Today, you are going to hear from me!
In case you live under a rock, on Monday I defended my dissertation. And I passed. I am well on my way to being a doctor. A bit of red tape and paperwork and I will get hooded in December.
My degree is in Public Policy and Political Economy from The University of Texas at Dallas. Public Policy and Political Economy (PPPE) is a lot of words. What it means: Public policy, business, the economy, and politics are all intertwined. A degree in PPPE recognizes those interconnections and emphasizes inter-disciplinary research. This degree is highly analytical and quantitative. (That means I took a lot of statistics classes so I can evaluate data).
My dissertation in entitled "Fringe Knowledge, Fringe Banking, and the Near Poor." At some point I might post a PDF of the whole thing (but first I need to get it all formatted and perfected for submission!) so that all 1 of you who are interested can read it. For today, you get a very, very, very brief summary.
I had three main areas I focused on (obviously. read the title!)
- Financial Knowledge. Financial knowledge is understanding the key financial terms and concepts needed to function daily. This is not the same thing as financial literacy, which is the ability to utilize knowledge and skills to manage financial resources for a lifetime of financial well-being. In much of the research on this topic being done, authors use the words interchangeably because literacy is hard to quantify. In my research I used quantitative methods (factor analysis if you are a statistics geek like me) to tease out the inputs to financial literacy and then calculated a unified financial literacy variable I could use in models. Graphically, it looked like this:
|Directly from my dissertation.|
- Fringe Banking. This is the easiest part to explain. My research looked at the use of fringe banks (also called alternative financial establishments or predatory lenders). Fringe banking refers to any number of different financial services offered by non-traditional financial servicers. These include payday lenders, pawnshops, auto-title lenders, check cashing stores, layaway, refund anticipation loans, rent-to-own shops, etc. The transactions they offer typically involve loans of a few hundred dollars for a short term (weeks or months) with fees, charges, and interest that translate to a high APR (annual percentage rate). This graphic explains the financial bifurcation of fringe banking and mainstream banking.
|Directly from my dissertation.|
- The Near Poor. The Near Poor refers to the roughly 54 million American households who make between 100% and 200% of the poverty level ($20,000 to $40,000 for a family of four). These households aren't "poor" as they live above the poverty threshold but they lack a secure financial station. Many near poor households have multiple jobs, live paycheck to paycheck, and are financially stressed. One unexpected expense can leave them desperate for cash.
For now, what do these topics have in common? A lot!
- Fringe Banking and the Near Poor. Poor and near poor families are oftentimes cut off from the mainstream banks. Few brick and mortar banks open locations in their neighborhoods and even when banks are available, the near poor rarely qualify for the advertised free checking accounts.

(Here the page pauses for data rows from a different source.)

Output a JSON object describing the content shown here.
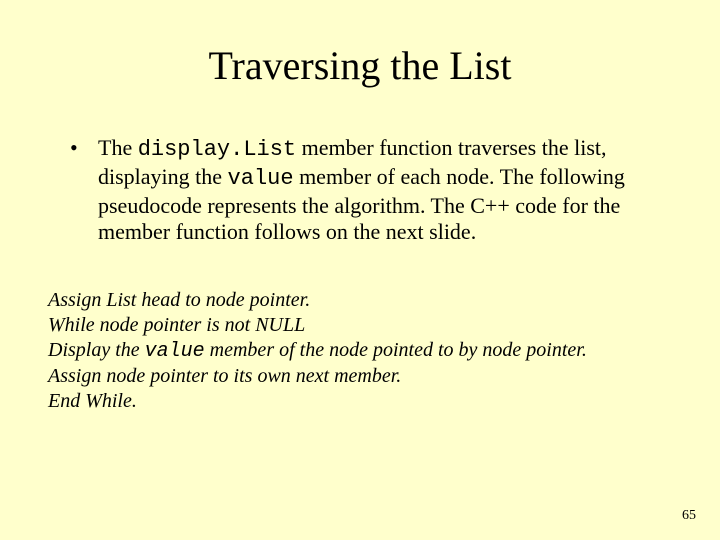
{
  "title": "Traversing the List",
  "bullet": {
    "pre": "The ",
    "code1": "display.List",
    "mid1": " member function traverses the list, displaying the ",
    "code2": "value",
    "post": " member of each node. The following pseudocode represents the algorithm. The C++ code for the member function follows on the next slide."
  },
  "pseudo": {
    "l1": "Assign List head to node pointer.",
    "l2": "While node pointer is not NULL",
    "l3a": "Display the ",
    "l3code": "value",
    "l3b": " member of the node pointed to by node pointer.",
    "l4": "Assign node pointer to its own next member.",
    "l5": "End While."
  },
  "page": "65"
}
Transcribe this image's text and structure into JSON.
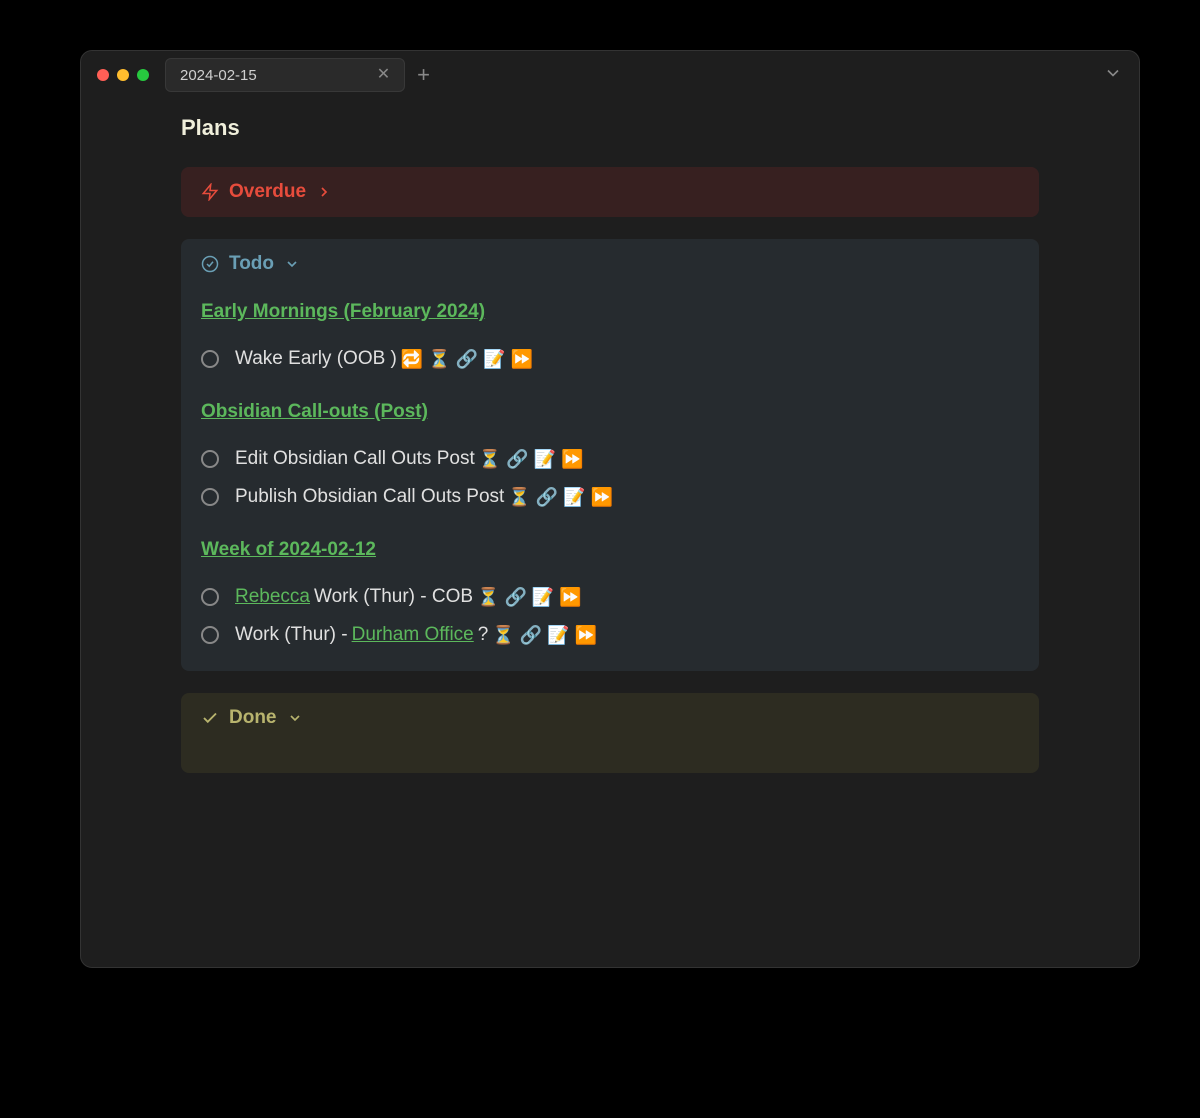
{
  "tab": {
    "title": "2024-02-15"
  },
  "page": {
    "title": "Plans"
  },
  "callouts": {
    "overdue": {
      "title": "Overdue"
    },
    "todo": {
      "title": "Todo",
      "groups": [
        {
          "title": "Early Mornings (February 2024)",
          "tasks": [
            {
              "text": "Wake Early (OOB )",
              "icons": "🔁 ⏳ 🔗 📝 ⏩"
            }
          ]
        },
        {
          "title": "Obsidian Call-outs (Post)",
          "tasks": [
            {
              "text": "Edit Obsidian Call Outs Post",
              "icons": "⏳ 🔗 📝 ⏩"
            },
            {
              "text": "Publish Obsidian Call Outs Post",
              "icons": "⏳ 🔗 📝 ⏩"
            }
          ]
        },
        {
          "title": "Week of 2024-02-12",
          "tasks": [
            {
              "link_prefix": "Rebecca",
              "text": " Work (Thur) - COB",
              "icons": "⏳ 🔗 📝 ⏩"
            },
            {
              "text_prefix": "Work (Thur) - ",
              "link": "Durham Office",
              "text_suffix": "?",
              "icons": "⏳ 🔗 📝 ⏩"
            }
          ]
        }
      ]
    },
    "done": {
      "title": "Done"
    }
  }
}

This leaves the near poor utilizing non-bank products (Fringe Banks!). This quote says it better than I ever could:
|Original Photo Source|
- This matters because mainstream banks encourage savings, asset protection, and wealth building. On the other hand, fringe banks assist with subsistence living but do nothing to divert a debt culture. These alternative financial products fill a need and help the poor and near poor with expenses this week and in the present moment. However, they discourage long-term planning and savings.
- And Financial Literacy. There is a belief in society that individuals who don't maximize their financial resources do not do so because they lack financial literacy. Financial education has become the hot thing for non profit organizations to offer. Offer a few classes on finance and financial decision making and it will stop the use of fringe banking. Right? I'm not so sure. And my dissertation was born.
I used four research questions to guide me. In my dissertation, I went question by question all the while building to the final penultimate question.
- Are the poor and near-poor equipped to make financial decisions? (Do the users fringe banking products, primarily the poor and near-poor, have the knowledge base to make rational and informed financial decisions?)
- What factors influence financial literacy (or illiteracy)?
- Are these the same factors that influence financial decision making?
- Is the use of the fringe banking system a symptom of financial illiteracy or evidence of financial bifurcation and stratification?
After a bunch of fancy models and statistical work I came up with a few conclusions. The most important is this:
The use of fringe banking products is due to a lack of financial literacy and so financial education is needed. BUT fringe banking usage is also due to structural issues in the financial system (lack of access to the mainstream banking sector -- the bifurcation I depicted above) and so increased education and literacy will never eradicate fringe banking. While education might be key, it is not the full solution. Knowing a decision is not in your best financial interest is only helpful if you have alternative choices. It is crucial that policy makers see the limitations of financial education. Financial education leads to improved financial knowledge but cannot lead to improved financial practices (and therefore financial literacy) without access to the mainstream financial market.
The "share your passion" series is going to continue and I would love to feature YOU. What are you passionate about? Could you write a few sentences about why and share that passion with all of us? You don't have to be a blogger to share!